On Saturday night, a spokesperson for Kenney said that while he hadn’t met with the three mothers at the rally, he had spoken with several family members on Thursday and Friday, including Pam Africa, Mike Africa Sr., and Mike Africa Jr., among others.
“The mayor completely understands why the family doesn’t trust the city and has acknowledged that he would feel the same way if he were in their shoes,” the spokesperson said. “He informed ... [Africa family members] of everything he learned about this situation within two hours of finding out personally. He is more than willing to meet with any family member that is interested in meeting with him.”
A city’s sin
The zigzagging tale of the remains, coming during the anniversary of an internationally infamous event that’s often seen as Philadelphia’s greatest sin, seems to have reignited ill feelings over systemic mistreatment of Black people at the hands of police. Speaker after speaker at the Saturday rally referenced racism and violence against African Americans.
“How treacherous, how monstrous all of this is,” Janet Africa said. “This is a crystallized example of how people have treated us, and how they have felt about MOVE for years.”
Along with the confusion over the remains, the women described themselves as enraged over another scandal involving remains of a MOVE victim: The Penn Museum arranged last month to return bone fragments from one girl — believed to be 14-year-old Tree Africa — who died in the bombing. Those remains had for decades been shuttled between researchers and staff at the University of Pennsylvania and Princeton University.

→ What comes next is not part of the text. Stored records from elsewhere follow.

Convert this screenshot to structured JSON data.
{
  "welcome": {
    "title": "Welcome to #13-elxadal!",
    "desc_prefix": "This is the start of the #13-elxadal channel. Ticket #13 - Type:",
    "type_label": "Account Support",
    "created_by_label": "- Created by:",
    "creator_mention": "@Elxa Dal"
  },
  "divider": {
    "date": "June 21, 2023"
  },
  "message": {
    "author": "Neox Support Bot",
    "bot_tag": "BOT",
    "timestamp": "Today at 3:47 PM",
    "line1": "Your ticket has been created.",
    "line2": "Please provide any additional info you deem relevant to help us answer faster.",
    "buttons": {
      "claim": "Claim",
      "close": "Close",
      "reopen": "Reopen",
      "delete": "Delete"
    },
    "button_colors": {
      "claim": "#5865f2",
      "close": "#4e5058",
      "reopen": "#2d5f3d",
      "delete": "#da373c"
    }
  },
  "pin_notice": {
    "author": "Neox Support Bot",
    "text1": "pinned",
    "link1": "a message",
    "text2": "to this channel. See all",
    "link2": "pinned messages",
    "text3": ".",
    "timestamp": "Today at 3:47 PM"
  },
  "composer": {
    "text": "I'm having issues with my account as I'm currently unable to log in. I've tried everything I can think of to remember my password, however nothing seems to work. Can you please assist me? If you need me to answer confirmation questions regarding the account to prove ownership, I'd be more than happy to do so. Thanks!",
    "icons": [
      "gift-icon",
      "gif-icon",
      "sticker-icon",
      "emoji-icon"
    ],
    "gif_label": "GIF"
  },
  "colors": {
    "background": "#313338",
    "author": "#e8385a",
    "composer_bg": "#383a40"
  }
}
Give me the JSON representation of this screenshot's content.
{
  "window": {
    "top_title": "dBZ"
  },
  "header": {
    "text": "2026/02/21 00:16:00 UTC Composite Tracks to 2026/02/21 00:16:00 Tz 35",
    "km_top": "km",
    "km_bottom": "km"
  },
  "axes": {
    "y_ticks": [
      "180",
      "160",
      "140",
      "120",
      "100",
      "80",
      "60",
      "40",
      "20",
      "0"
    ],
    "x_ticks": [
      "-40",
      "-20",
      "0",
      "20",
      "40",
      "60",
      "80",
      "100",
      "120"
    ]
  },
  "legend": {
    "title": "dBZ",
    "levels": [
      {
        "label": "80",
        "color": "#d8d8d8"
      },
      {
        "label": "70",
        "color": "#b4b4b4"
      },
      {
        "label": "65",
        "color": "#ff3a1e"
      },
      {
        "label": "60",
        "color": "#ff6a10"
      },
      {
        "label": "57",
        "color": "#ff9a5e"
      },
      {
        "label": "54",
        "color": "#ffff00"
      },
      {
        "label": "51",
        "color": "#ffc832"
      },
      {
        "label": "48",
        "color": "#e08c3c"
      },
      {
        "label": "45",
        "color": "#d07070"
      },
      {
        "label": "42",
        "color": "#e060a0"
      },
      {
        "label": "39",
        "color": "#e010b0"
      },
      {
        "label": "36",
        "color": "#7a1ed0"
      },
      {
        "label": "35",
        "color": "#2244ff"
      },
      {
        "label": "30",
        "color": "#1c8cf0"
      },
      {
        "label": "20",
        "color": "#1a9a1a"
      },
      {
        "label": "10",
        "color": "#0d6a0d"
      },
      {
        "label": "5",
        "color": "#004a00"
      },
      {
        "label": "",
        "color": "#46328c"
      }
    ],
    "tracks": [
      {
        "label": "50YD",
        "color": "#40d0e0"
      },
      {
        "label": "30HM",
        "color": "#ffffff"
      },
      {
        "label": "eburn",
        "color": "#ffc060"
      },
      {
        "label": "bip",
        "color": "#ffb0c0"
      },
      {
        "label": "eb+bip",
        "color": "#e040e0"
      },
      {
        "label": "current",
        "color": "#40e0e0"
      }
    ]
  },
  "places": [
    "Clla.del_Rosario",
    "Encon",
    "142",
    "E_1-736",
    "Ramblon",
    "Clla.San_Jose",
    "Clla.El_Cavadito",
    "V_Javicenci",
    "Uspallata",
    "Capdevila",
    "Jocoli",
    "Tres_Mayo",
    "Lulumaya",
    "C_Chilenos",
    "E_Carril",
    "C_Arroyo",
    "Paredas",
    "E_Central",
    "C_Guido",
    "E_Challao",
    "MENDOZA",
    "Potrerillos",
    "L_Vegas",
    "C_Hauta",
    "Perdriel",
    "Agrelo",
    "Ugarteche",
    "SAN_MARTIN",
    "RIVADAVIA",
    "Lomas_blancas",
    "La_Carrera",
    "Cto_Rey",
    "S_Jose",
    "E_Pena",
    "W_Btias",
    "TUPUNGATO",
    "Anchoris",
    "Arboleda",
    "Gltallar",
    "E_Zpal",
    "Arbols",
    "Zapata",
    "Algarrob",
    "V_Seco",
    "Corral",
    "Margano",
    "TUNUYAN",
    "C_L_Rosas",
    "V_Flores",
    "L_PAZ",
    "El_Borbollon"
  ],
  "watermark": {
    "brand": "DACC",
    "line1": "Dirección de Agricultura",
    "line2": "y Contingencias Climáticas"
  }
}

“They have sawed and drilled into that poor girl’s bones,” Janet Africa said.
Consuewella Africa compounded the image: “Imagine our babies in some stagnant lab like that. Our children had life, they were not some specimen.”
Most remains were released from the Medical Examiner’s Office in 1986 and buried at Eden Cemetery in Collingdale, Delaware County.
All three women served long prison sentences related to an event that predated the MOVE bombing by seven years. In 1978, Philadelphia Police Officer James Ramp died in a Powelton Village shootout. Consuewella Africa served 16 years for simple assault, while the two other women served 40 years for murder.
The women professed their innocence in the killing. They were incarcerated at the time their children died in the bombing.
Asked whether they plan to sue the city over the mistakes made about the remains, the women flatly said no.
“For us to sue and then for them to have to give us money lets the city off the hook,” Janine Africa said. “We’re not going through that.”
In a surprising revelation, Janine Africa said the mothers have just one demand: Free writer and activist Mumia Abu-Jamal from Mahanoy State Correctional Institution in Frackville, Schuylkill County.
Abu-Jamal is serving a life sentence without parole after being convicted in the 1981 killing of Philadelphia Police Officer Daniel Faulkner.
Long supported by MOVE members, Abu-Jamal had in turn been a champion of MOVE, which long advocated equal treatment for African Americans, as well as respect for nature and animals.
On Saturday at the rally, photos and writings of Abu-Jamal were omnipresent. Fresh fruit was offered for free to any of the approximately 50 people who showed up. Orange and black T-shirts with a reproduction of a photograph of the bomb that was dropped from a helicopter onto MOVE members were being sold for $15 apiece.
Reflecting on the lack of precision about the remains, Eddie Africa, 71, who described himself as “part of the MOVE family,” said he’s not sure what to think about the reappearance of a box once thought burned.
But he unhesitatingly attributed the misunderstandings to a purposeful attempt by city officials to keep people off-balance.
“It’s like they’re trying to make us emotionally torn, because they believe it will weaken us,” he said. “All this does is raise emotions and create pain.
“And there is no solution we can see.”